I’ve talked before about how I sometimes write a punchline or a twist ending first and then use spider diagrams to help me work out how I could get to that closing line. The other advantage of this is this approach usually gives me a good idea of how long my story is likely to be.
If my spider diagram produces a result where I am likely to need more than one character in the story (as opposed to one or more being referred to – a kind of “being offstage” scenario), then I know my tale is likely to be between the 500 and 1000 words mark for flash. For short stories, I’m definitely looking at 1500 to 2000. That then gives me a good idea of where I’m likely to find a home for the finished tale.
What I don’t do is decide on the word count and then work out the story from there. I always go for the spider diagram option that resonates the most with me because it will do the same for a reader. The one that resonates most with me is one I’m going to love writing up because already that idea has triggered me and I will be itching to write it up.
The only times the word count is almost (!) the most important factor for me is when I am writing to a market which calls for a specific word count such as Paragraph Planet or Friday Flash Fiction. And even there I jot down ideas and still go for the one that makes the most impact on me. I am putting myself in my readers’ shoes here and asking myself what would they like from this idea. Then I go for it!
Having your reader in mind from the start is a good idea. It helps you keep on track too.
Every now and then I write a story where the sentences open with the same words. In my The Wish List from Tripping the Flash Fantastic, all but the last sentence starts with the words I wish.
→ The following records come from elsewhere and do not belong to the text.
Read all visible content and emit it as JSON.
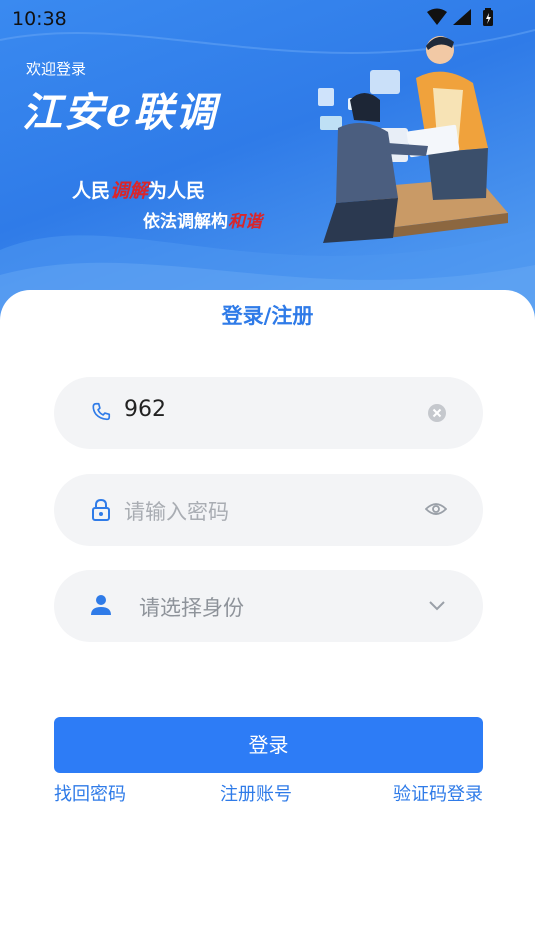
{
  "status_bar": {
    "time": "10:38"
  },
  "hero": {
    "welcome": "欢迎登录",
    "app_title": "江安e联调",
    "slogan_line1_a": "人民",
    "slogan_line1_hl": "调解",
    "slogan_line1_b": "为人民",
    "slogan_line2_a": "依法调解构",
    "slogan_line2_hl": "和谐"
  },
  "form": {
    "title": "登录/注册",
    "phone_value": "962",
    "password_placeholder": "请输入密码",
    "identity_placeholder": "请选择身份",
    "login_label": "登录"
  },
  "links": {
    "forgot_password": "找回密码",
    "register": "注册账号",
    "sms_login": "验证码登录"
  },
  "colors": {
    "primary": "#2d7cf6",
    "hero": "#3a8af0",
    "field_bg": "#f3f4f6",
    "accent_red": "#d9262b"
  }
}
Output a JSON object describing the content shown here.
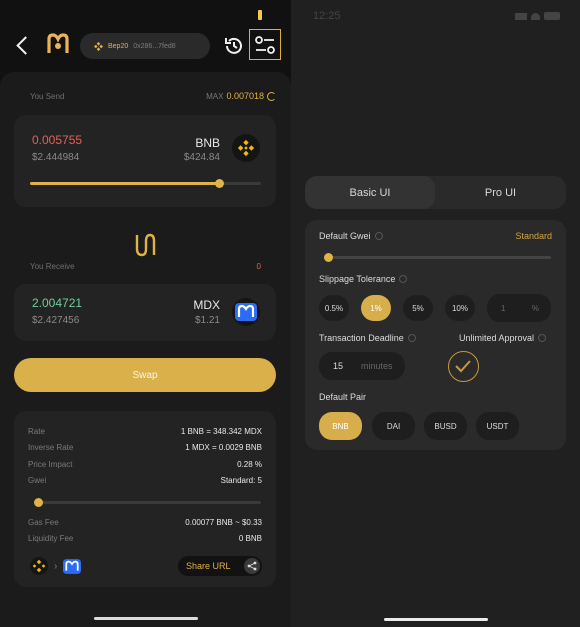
{
  "left": {
    "header": {
      "chain": "Bep20",
      "address": "0x286...7fed8"
    },
    "send": {
      "label": "You Send",
      "max_label": "MAX",
      "max_value": "0.007018",
      "amount": "0.005755",
      "usd_value": "$2.444984",
      "token": "BNB",
      "token_price": "$424.84",
      "slider_percent": 82
    },
    "receive": {
      "label": "You Receive",
      "count": "0",
      "amount": "2.004721",
      "usd_value": "$2.427456",
      "token": "MDX",
      "token_price": "$1.21"
    },
    "swap_label": "Swap",
    "details": {
      "rows": [
        {
          "key": "Rate",
          "value": "1 BNB = 348.342 MDX"
        },
        {
          "key": "Inverse Rate",
          "value": "1 MDX = 0.0029 BNB"
        },
        {
          "key": "Price Impact",
          "value": "0.28 %"
        },
        {
          "key": "Gwei",
          "value": "Standard: 5"
        },
        {
          "key": "Gas Fee",
          "value": "0.00077 BNB ~ $0.33"
        },
        {
          "key": "Liquidity Fee",
          "value": "0 BNB"
        }
      ],
      "gwei_slider_percent": 0,
      "share_label": "Share URL"
    }
  },
  "right": {
    "time": "12:25",
    "tabs": [
      {
        "label": "Basic UI",
        "active": true
      },
      {
        "label": "Pro UI",
        "active": false
      }
    ],
    "default_gwei": {
      "label": "Default Gwei",
      "value": "Standard",
      "slider_percent": 0
    },
    "slippage": {
      "label": "Slippage Tolerance",
      "options": [
        "0.5%",
        "1%",
        "5%",
        "10%"
      ],
      "selected": "1%",
      "custom_value": "1",
      "custom_unit": "%"
    },
    "deadline": {
      "label": "Transaction Deadline",
      "value": "15",
      "unit": "minutes"
    },
    "unlimited_approval": {
      "label": "Unlimited Approval",
      "checked": true
    },
    "default_pair": {
      "label": "Default Pair",
      "options": [
        "BNB",
        "DAI",
        "BUSD",
        "USDT"
      ],
      "selected": "BNB"
    }
  },
  "colors": {
    "accent": "#e0b247",
    "send_amount": "#e0625a",
    "receive_amount": "#6fcf97",
    "background": "#1b1b1b"
  }
}
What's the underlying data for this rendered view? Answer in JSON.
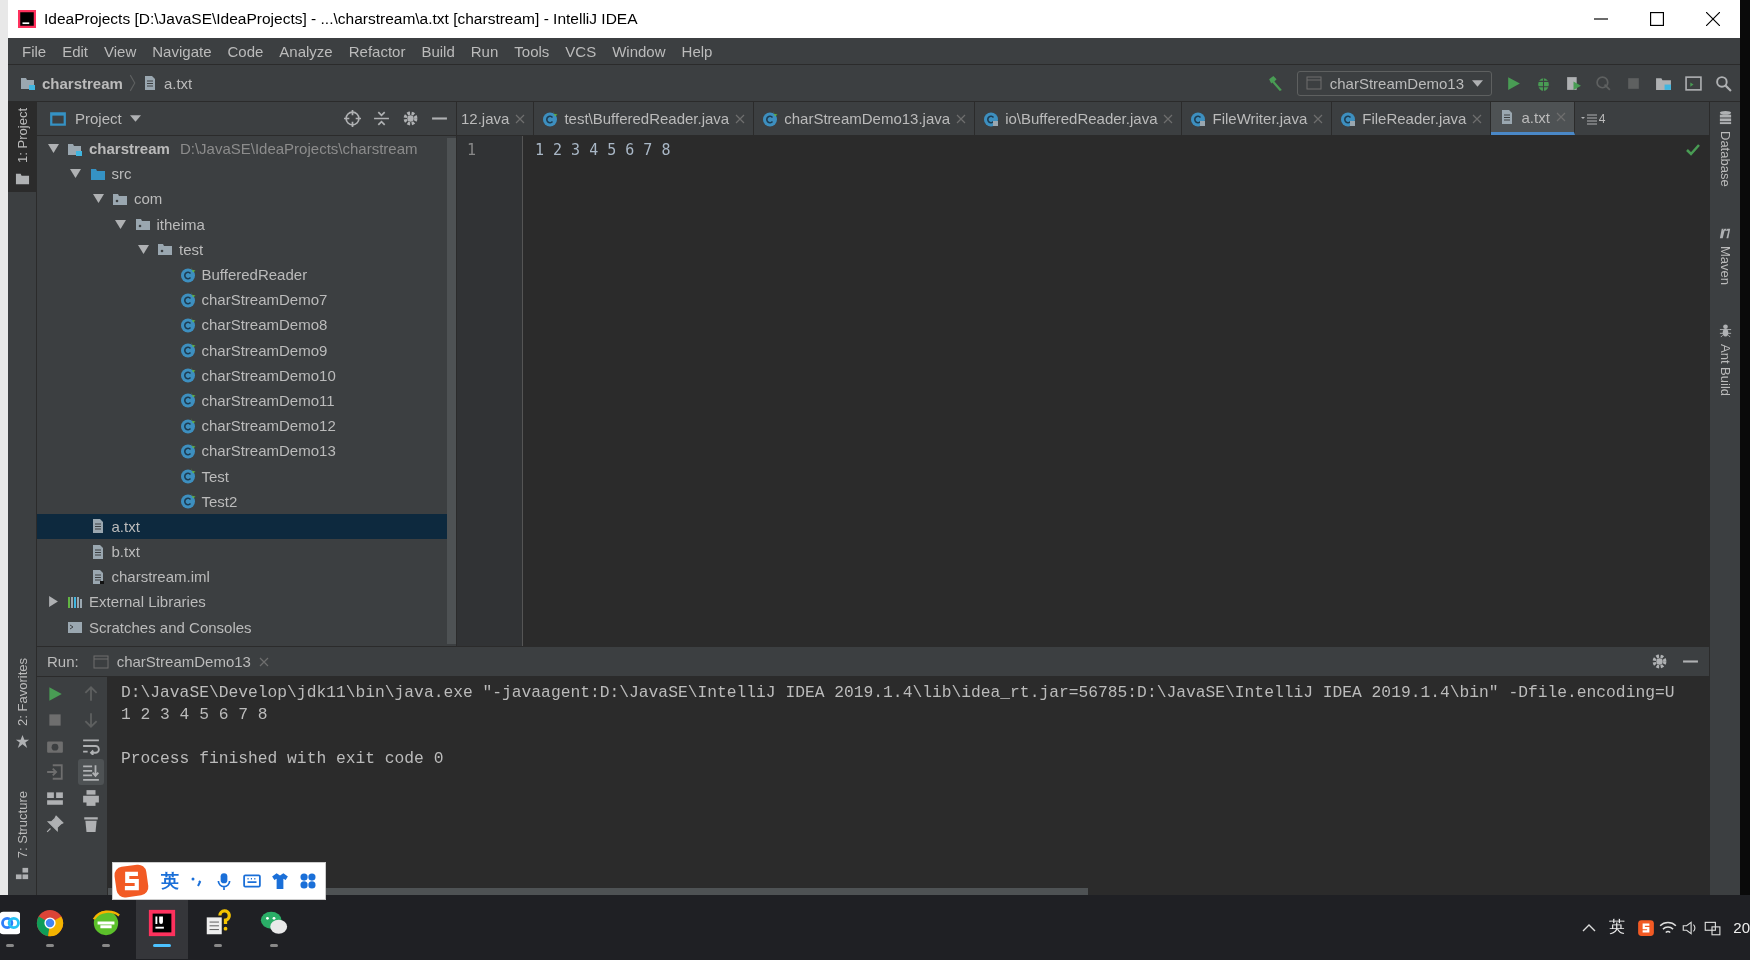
{
  "window": {
    "title": "IdeaProjects [D:\\JavaSE\\IdeaProjects] - ...\\charstream\\a.txt [charstream] - IntelliJ IDEA"
  },
  "menu": [
    "File",
    "Edit",
    "View",
    "Navigate",
    "Code",
    "Analyze",
    "Refactor",
    "Build",
    "Run",
    "Tools",
    "VCS",
    "Window",
    "Help"
  ],
  "breadcrumbs": [
    {
      "label": "charstream",
      "kind": "module"
    },
    {
      "label": "a.txt",
      "kind": "text_file"
    }
  ],
  "toolbar": {
    "run_config": "charStreamDemo13"
  },
  "left_tool_windows": [
    {
      "label": "1: Project",
      "kind": "project",
      "selected": true
    },
    {
      "label": "2: Favorites",
      "kind": "favorites",
      "selected": false
    },
    {
      "label": "7: Structure",
      "kind": "structure",
      "selected": false
    }
  ],
  "right_tool_windows": [
    {
      "label": "Database",
      "kind": "database"
    },
    {
      "label": "Maven",
      "kind": "maven"
    },
    {
      "label": "Ant Build",
      "kind": "ant"
    }
  ],
  "project_panel": {
    "title": "Project"
  },
  "project_tree": [
    {
      "label": "charstream",
      "path": "D:\\JavaSE\\IdeaProjects\\charstream",
      "kind": "module",
      "expanded": true,
      "selected": false,
      "children": [
        {
          "label": "src",
          "kind": "source_folder",
          "expanded": true,
          "selected": false,
          "children": [
            {
              "label": "com",
              "kind": "package",
              "expanded": true,
              "selected": false,
              "children": [
                {
                  "label": "itheima",
                  "kind": "package",
                  "expanded": true,
                  "selected": false,
                  "children": [
                    {
                      "label": "test",
                      "kind": "package",
                      "expanded": true,
                      "selected": false,
                      "children": [
                        {
                          "label": "BufferedReader",
                          "kind": "class",
                          "selected": false
                        },
                        {
                          "label": "charStreamDemo7",
                          "kind": "class",
                          "selected": false
                        },
                        {
                          "label": "charStreamDemo8",
                          "kind": "class",
                          "selected": false
                        },
                        {
                          "label": "charStreamDemo9",
                          "kind": "class",
                          "selected": false
                        },
                        {
                          "label": "charStreamDemo10",
                          "kind": "class",
                          "selected": false
                        },
                        {
                          "label": "charStreamDemo11",
                          "kind": "class",
                          "selected": false
                        },
                        {
                          "label": "charStreamDemo12",
                          "kind": "class",
                          "selected": false
                        },
                        {
                          "label": "charStreamDemo13",
                          "kind": "class",
                          "selected": false
                        },
                        {
                          "label": "Test",
                          "kind": "class",
                          "selected": false
                        },
                        {
                          "label": "Test2",
                          "kind": "class",
                          "selected": false
                        }
                      ]
                    }
                  ]
                }
              ]
            }
          ]
        },
        {
          "label": "a.txt",
          "kind": "text_file",
          "selected": true
        },
        {
          "label": "b.txt",
          "kind": "text_file",
          "selected": false
        },
        {
          "label": "charstream.iml",
          "kind": "iml",
          "selected": false
        }
      ]
    },
    {
      "label": "External Libraries",
      "kind": "libraries",
      "expanded": false,
      "selected": false
    },
    {
      "label": "Scratches and Consoles",
      "kind": "scratches",
      "selected": false
    }
  ],
  "editor": {
    "tabs": [
      {
        "label": "12.java",
        "selected": false
      },
      {
        "label": "test\\BufferedReader.java",
        "kind": "class",
        "selected": false
      },
      {
        "label": "charStreamDemo13.java",
        "kind": "class",
        "selected": false
      },
      {
        "label": "io\\BufferedReader.java",
        "kind": "library_class",
        "selected": false
      },
      {
        "label": "FileWriter.java",
        "kind": "library_class",
        "selected": false
      },
      {
        "label": "FileReader.java",
        "kind": "library_class",
        "selected": false
      },
      {
        "label": "a.txt",
        "kind": "text_file",
        "selected": true
      }
    ],
    "hidden_tab_count": "4",
    "lines": [
      {
        "number": "1",
        "text": "1 2 3 4 5 6 7 8"
      }
    ]
  },
  "run_panel": {
    "label": "Run:",
    "tab": "charStreamDemo13",
    "command": "D:\\JavaSE\\Develop\\jdk11\\bin\\java.exe \"-javaagent:D:\\JavaSE\\IntelliJ IDEA 2019.1.4\\lib\\idea_rt.jar=56785:D:\\JavaSE\\IntelliJ IDEA 2019.1.4\\bin\" -Dfile.encoding=U",
    "program_output": "1 2 3 4 5 6 7 8",
    "exit_message": "Process finished with exit code 0"
  },
  "ime_bar": {
    "mode": "英"
  },
  "taskbar": {
    "apps": [
      {
        "kind": "cloud",
        "selected": false
      },
      {
        "kind": "chrome",
        "selected": false
      },
      {
        "kind": "browser",
        "selected": false
      },
      {
        "kind": "intellij",
        "selected": true
      },
      {
        "kind": "notes",
        "selected": false
      },
      {
        "kind": "chat",
        "selected": false
      }
    ],
    "tray_ime": "英",
    "clock": "20"
  }
}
The advantage of doing this is that it creates a kind of rhythm to my story and, in this case, the “I wish”in each and every sentence ratchets up the tension and that in turn builds up to a conclusion.
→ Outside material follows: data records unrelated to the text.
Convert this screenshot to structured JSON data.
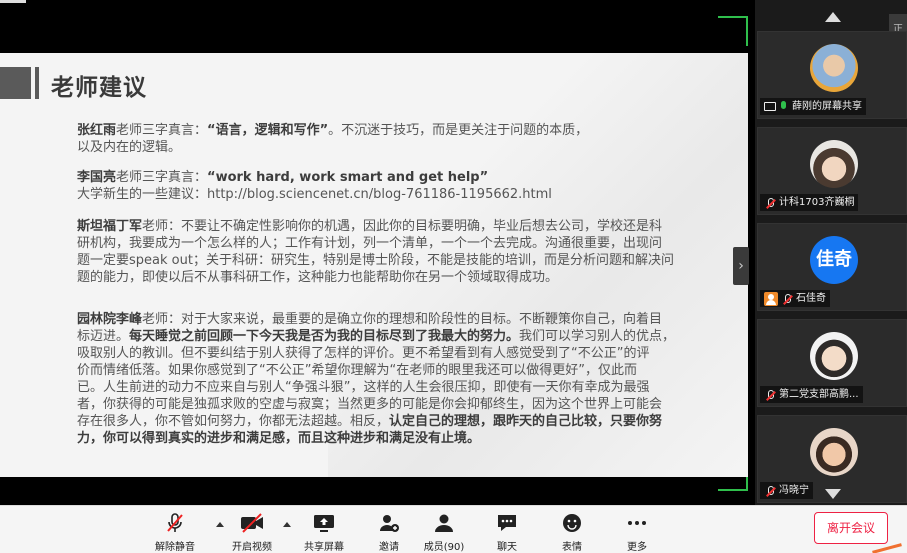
{
  "slide": {
    "title": "老师建议",
    "p1_name": "张红雨",
    "p1_text": "老师三字真言：",
    "p1_quote": "“语言，逻辑和写作”",
    "p1_rest": "。不沉迷于技巧，而是更关注于问题的本质，",
    "p1_line2": "以及内在的逻辑。",
    "p2_name": "李国亮",
    "p2_text": "老师三字真言：",
    "p2_quote": "“work hard, work smart and get help”",
    "p2_line2": "大学新生的一些建议：http://blog.sciencenet.cn/blog-761186-1195662.html",
    "p3_name": "斯坦福丁军",
    "p3_l1": "老师：不要让不确定性影响你的机遇，因此你的目标要明确，毕业后想去公司，学校还是科",
    "p3_l2": "研机构，我要成为一个怎么样的人；工作有计划，列一个清单，一个一个去完成。沟通很重要，出现问",
    "p3_l3": "题一定要speak out；关于科研：研究生，特别是博士阶段，不能是技能的培训，而是分析问题和解决问",
    "p3_l4": "题的能力，即使以后不从事科研工作，这种能力也能帮助你在另一个领域取得成功。",
    "p4_name": "园林院李峰",
    "p4_l1a": "老师：对于大家来说，最重要的是确立你的理想和阶段性的目标。不断鞭策你自己，向着目",
    "p4_l2a": "标迈进。",
    "p4_l2b": "每天睡觉之前回顾一下今天我是否为我的目标尽到了我最大的努力。",
    "p4_l2c": "我们可以学习别人的优点，",
    "p4_l3": "吸取别人的教训。但不要纠结于别人获得了怎样的评价。更不希望看到有人感觉受到了“不公正”的评",
    "p4_l4": "价而情绪低落。如果你感觉到了“不公正”希望你理解为“在老师的眼里我还可以做得更好”，仅此而",
    "p4_l5": "已。人生前进的动力不应来自与别人“争强斗狠”，这样的人生会很压抑，即使有一天你有幸成为最强",
    "p4_l6": "者，你获得的可能是独孤求败的空虚与寂寞；当然更多的可能是你会抑郁终生，因为这个世界上可能会",
    "p4_l7a": "存在很多人，你不管如何努力，你都无法超越。相反，",
    "p4_l7b": "认定自己的理想，跟昨天的自己比较，只要你努",
    "p4_l8": "力，你可以得到真实的进步和满足感，而且这种进步和满足没有止境。"
  },
  "participants": [
    {
      "name": "薛刚的屏幕共享",
      "status": "sharing"
    },
    {
      "name": "计科1703齐巍桐",
      "status": "muted"
    },
    {
      "name": "石佳奇",
      "initials": "佳奇",
      "status": "muted"
    },
    {
      "name": "第二党支部高鹏...",
      "status": "muted"
    },
    {
      "name": "冯晓宁",
      "status": "muted"
    }
  ],
  "side_tab_label": "正",
  "toolbar": {
    "unmute": "解除静音",
    "start_video": "开启视频",
    "share_screen": "共享屏幕",
    "invite": "邀请",
    "members": "成员(90)",
    "chat": "聊天",
    "reactions": "表情",
    "more": "更多",
    "leave": "离开会议"
  },
  "colors": {
    "accent_green": "#2fbf4c",
    "danger_red": "#e22244",
    "avatar_blue": "#1677f2"
  }
}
It is not something I would wish to do all the time (the I wish being a deliberate choice of phrase there!) because I wouldn’t want it to come across as gimmicky and I fear frequent use of something like this would do precisely that. It does make a refreshing change every now and then though.
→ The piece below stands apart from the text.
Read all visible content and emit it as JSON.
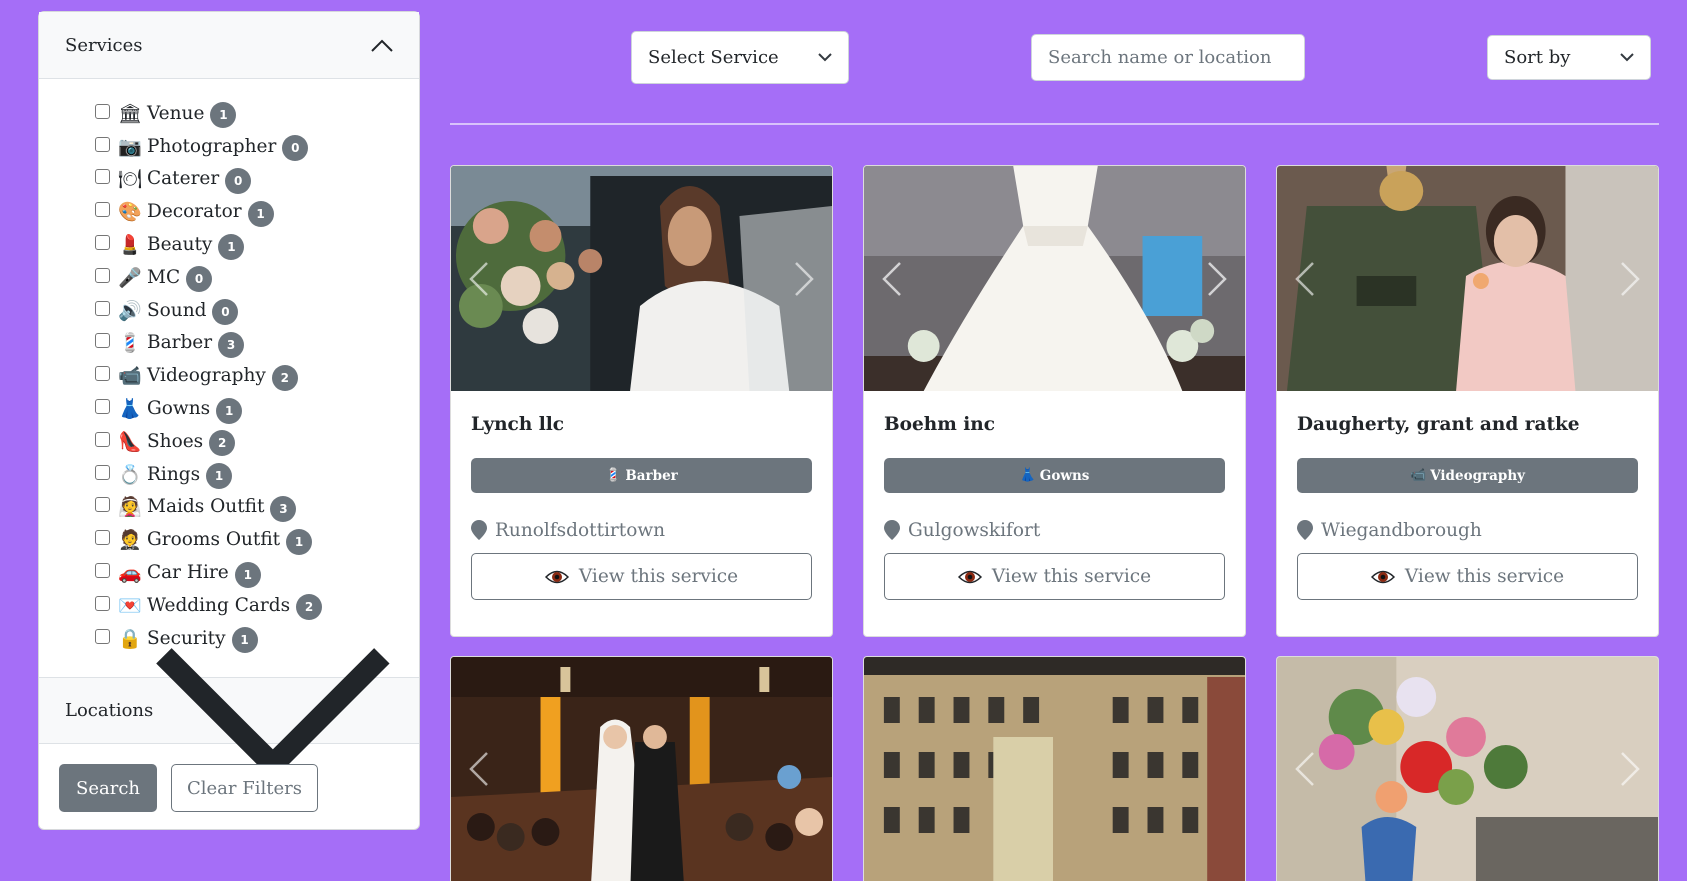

Goodreads Author Blog – Character Attitudes
What hooks you into following a character’s story though to those magic words The End? Something about the character has to draw you in and, for me, it is usually to do with their attitudes towards other characters, themselves, and life in general.
One of my favourite characters is Sam Vimes from Terry Pratchett’s wonderful Discworld series. Not only do I like following Sam through one novel I have loved watching that character develop over the series of Discworld novels he stars in – and boy does he develop. That is a sign of a truly great character. They’re never static! And his attitude varies depending on who is dealing with but there’s never any doubt about him wanting to see justice done. (And doing his level best to ensure it is).
I also like characters who acknowledge their own shortcomings but overcome them. (Pride and Prejudice, anyone?). A character who isn’t willing to change when it is clear change would bring them (a) happiness and (b) make them an all round better person is not a character that’s going to hold my interest for long.
Characters reflect us and what we know about life so a character’s attitude generally is something we will need to have understanding of, even if we don’t entirely agree with it.
liked Allison Symes's blog post: Character Attitudes https://t.co/nHX3aCyjae via @goodreads I chat about character attitudes for Goodreads this week and share a little about what I like about one character in particular, Sam Vimes, from Terry Pratchett's Discworld series. pic.twitter.com/swqmjrKG4j— Allison Symes (@AllisonSymes1) April 2, 2022
Time to slow down and enjoy a story. Hope you enjoy Away, my latest tale on my YouTube channel. I used a random picture generator to come up with the idea for a story based around chairs in a park and thought about who might have put them there. https://t.co/OuNf6By5To— Allison Symes (@AllisonSymes1) April 4, 2022